ranges from “leave us alone and let us manage”
to outright hostility. (Been there, seen it.)
And I’m allowing for the fact that some Boards
tend to micro-manage, which, if taken to extremes,
is usually a big mistake.
Some ten years ago, I coined the quotation with which
this article begins. I say that only because it reflects
the most basic principle, in my opinion, of the entire
condominium environment. Part of my job is conducting
interviews of management companies, in the presence
of the Boards, based on questionnaires I’ve
designed for the occasion (so as to compare apples
to apples). During one such session, one of the management
candidates, a former associate of mine, answered one
of the questions by referring to the quotation in
question as if it were his own. While imitation is
indeed the sincerest form of flattery, I’d have
been more impressed if these words had indeed reflected
his principles, rather than being a collection of
“spin” meant to impress a potential client.
(It didn’t help his cause that my introductory
literature to my clients includes multiple references
to this quotation. Needless to say, his company didn’t
get the gig.)
Remember Y2K? Were there concerns about accounting
in your condominium? Did things go smoothly during
the conversion to new accounting systems? Was the
communication process to your satisfaction, while
the problems were being sorted out, or not sorted
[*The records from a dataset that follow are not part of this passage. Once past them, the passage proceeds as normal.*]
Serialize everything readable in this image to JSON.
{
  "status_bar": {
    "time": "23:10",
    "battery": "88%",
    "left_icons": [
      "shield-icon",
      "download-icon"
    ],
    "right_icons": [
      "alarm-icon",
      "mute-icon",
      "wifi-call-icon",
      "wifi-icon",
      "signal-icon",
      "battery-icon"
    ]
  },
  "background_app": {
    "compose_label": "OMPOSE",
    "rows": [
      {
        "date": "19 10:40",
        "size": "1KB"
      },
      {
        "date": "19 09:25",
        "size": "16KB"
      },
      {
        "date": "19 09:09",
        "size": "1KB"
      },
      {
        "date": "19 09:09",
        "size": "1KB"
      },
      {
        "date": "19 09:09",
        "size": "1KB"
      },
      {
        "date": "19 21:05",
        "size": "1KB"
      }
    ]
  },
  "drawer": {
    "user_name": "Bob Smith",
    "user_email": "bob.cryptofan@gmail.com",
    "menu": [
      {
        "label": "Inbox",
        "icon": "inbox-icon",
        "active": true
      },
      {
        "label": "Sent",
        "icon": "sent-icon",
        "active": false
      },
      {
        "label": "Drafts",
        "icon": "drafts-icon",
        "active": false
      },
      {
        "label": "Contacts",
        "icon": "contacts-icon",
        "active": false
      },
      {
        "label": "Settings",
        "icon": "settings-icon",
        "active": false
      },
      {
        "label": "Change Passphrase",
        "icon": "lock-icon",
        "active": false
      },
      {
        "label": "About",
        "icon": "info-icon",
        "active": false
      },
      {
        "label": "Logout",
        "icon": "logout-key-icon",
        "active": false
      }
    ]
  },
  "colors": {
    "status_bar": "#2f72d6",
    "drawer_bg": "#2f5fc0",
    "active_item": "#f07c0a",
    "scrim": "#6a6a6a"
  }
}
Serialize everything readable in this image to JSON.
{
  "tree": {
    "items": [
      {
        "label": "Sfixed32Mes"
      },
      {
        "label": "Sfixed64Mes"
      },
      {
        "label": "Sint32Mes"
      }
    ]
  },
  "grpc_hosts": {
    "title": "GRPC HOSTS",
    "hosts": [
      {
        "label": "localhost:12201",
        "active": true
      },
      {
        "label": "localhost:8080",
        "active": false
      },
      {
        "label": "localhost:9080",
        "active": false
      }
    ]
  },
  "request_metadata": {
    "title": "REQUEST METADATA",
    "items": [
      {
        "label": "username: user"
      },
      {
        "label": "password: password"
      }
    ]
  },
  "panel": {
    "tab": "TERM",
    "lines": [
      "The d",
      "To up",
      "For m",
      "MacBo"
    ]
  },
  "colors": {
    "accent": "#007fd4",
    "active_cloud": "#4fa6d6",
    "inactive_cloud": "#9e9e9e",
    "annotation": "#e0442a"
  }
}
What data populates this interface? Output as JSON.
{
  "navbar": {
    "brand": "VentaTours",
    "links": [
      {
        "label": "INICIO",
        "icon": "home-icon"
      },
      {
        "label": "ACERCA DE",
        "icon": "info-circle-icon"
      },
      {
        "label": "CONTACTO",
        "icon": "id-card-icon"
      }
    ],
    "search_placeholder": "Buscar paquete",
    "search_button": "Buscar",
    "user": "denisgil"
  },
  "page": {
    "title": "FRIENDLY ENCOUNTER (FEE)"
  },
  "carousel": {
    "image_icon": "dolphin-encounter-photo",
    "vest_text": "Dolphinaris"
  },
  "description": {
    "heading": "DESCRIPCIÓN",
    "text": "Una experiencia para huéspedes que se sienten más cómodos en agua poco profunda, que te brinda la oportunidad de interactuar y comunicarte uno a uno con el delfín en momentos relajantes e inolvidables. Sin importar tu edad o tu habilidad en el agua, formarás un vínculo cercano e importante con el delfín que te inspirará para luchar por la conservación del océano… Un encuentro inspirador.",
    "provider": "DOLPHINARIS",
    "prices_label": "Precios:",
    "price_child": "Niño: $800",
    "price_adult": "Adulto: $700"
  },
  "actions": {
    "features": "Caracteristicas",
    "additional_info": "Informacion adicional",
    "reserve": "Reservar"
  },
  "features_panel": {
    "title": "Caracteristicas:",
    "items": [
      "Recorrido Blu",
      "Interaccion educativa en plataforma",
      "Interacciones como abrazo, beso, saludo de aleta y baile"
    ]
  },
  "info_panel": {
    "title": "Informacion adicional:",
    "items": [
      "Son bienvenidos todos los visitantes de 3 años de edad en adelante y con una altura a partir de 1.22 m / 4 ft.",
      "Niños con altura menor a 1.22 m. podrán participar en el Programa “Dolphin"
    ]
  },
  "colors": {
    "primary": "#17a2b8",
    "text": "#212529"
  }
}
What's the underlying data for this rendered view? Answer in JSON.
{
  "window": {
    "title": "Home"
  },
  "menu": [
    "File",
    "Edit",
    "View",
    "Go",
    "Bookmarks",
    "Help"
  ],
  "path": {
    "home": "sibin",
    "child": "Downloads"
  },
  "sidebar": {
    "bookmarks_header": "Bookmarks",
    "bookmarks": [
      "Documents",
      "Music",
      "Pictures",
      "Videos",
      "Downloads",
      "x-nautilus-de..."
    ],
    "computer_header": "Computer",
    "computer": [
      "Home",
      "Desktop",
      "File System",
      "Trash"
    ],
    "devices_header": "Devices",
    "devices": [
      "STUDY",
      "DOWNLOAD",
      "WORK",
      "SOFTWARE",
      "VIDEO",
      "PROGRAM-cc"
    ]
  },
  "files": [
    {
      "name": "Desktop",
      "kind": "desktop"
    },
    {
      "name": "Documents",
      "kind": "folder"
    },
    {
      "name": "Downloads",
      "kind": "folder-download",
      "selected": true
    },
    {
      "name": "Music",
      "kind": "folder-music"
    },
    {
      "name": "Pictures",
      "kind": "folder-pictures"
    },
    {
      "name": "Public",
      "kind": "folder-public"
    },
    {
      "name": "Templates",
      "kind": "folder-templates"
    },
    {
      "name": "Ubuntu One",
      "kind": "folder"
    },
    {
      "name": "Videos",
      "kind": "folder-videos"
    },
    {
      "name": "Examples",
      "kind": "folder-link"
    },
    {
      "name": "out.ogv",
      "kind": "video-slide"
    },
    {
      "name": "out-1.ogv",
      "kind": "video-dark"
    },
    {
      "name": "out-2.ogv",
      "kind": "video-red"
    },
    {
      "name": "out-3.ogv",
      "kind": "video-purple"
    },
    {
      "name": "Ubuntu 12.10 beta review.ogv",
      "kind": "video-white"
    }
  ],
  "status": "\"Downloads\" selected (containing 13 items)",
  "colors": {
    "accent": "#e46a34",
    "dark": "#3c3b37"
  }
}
out, as the case may be?
This’ll surprise you: I’m stating unequivocally
that today’s management fees are too low. It’s
difficult to find decent property managers who are
willing to work nights, take heat from Boards and
owner-residents, and be knowledgeable in eight or
nine different areas ranging from finance to psychology
to mechanical technology to legislation, for what
the industry can currently pay them.
It’s management’s role to educate the
Boards in this area. But the industry must do so from
a position of strength. That is, they can’t
pursue this pattern of not relating to the client,
then go ask the client for more money. The industry
must first show its mettle, not just with competence
in, for instance, preventive maintenance. They must
also demonstrate, beyond any doubt, that they truly
understand what it’s like for a Board Member
to answer to a neighbour on an elevator, at 6:30 p.m.
on a rainy night, when Board Members are tired from
a long tough day facing problems that they’re
paid to face.
If this can be accomplished, I believe Board Members
will be more receptive to hearing about the economic
realities of the condominium management industry.
Notice I keep saying industry, not profession. Never
mind governmental designations, and standardized exams:
when the industry adopts the above quotation as a
sincere credo, it’ll take the first giant step
toward becoming a profession.
Alan Rosenberg is President of A. R. Consulting,
which provides a variety of advisory services to Toronto-area
condominium boards of directors. His long, rewarding
career with a large condominium management company,
most notably as Vice-President, included client liaison
and counselling, legislative advice, financial reporting,
creation of maintenance specifications, organizing
building inspections, and editing of newsletters and
other communications materials.
A. R. Consulting now assists
condominiums in improving their own management situations.
Alan’s comprehensive investigative and interviewing
methods are renowned throughout the condo community.
Phone: 416-932-9510; Fax: 416-932-9769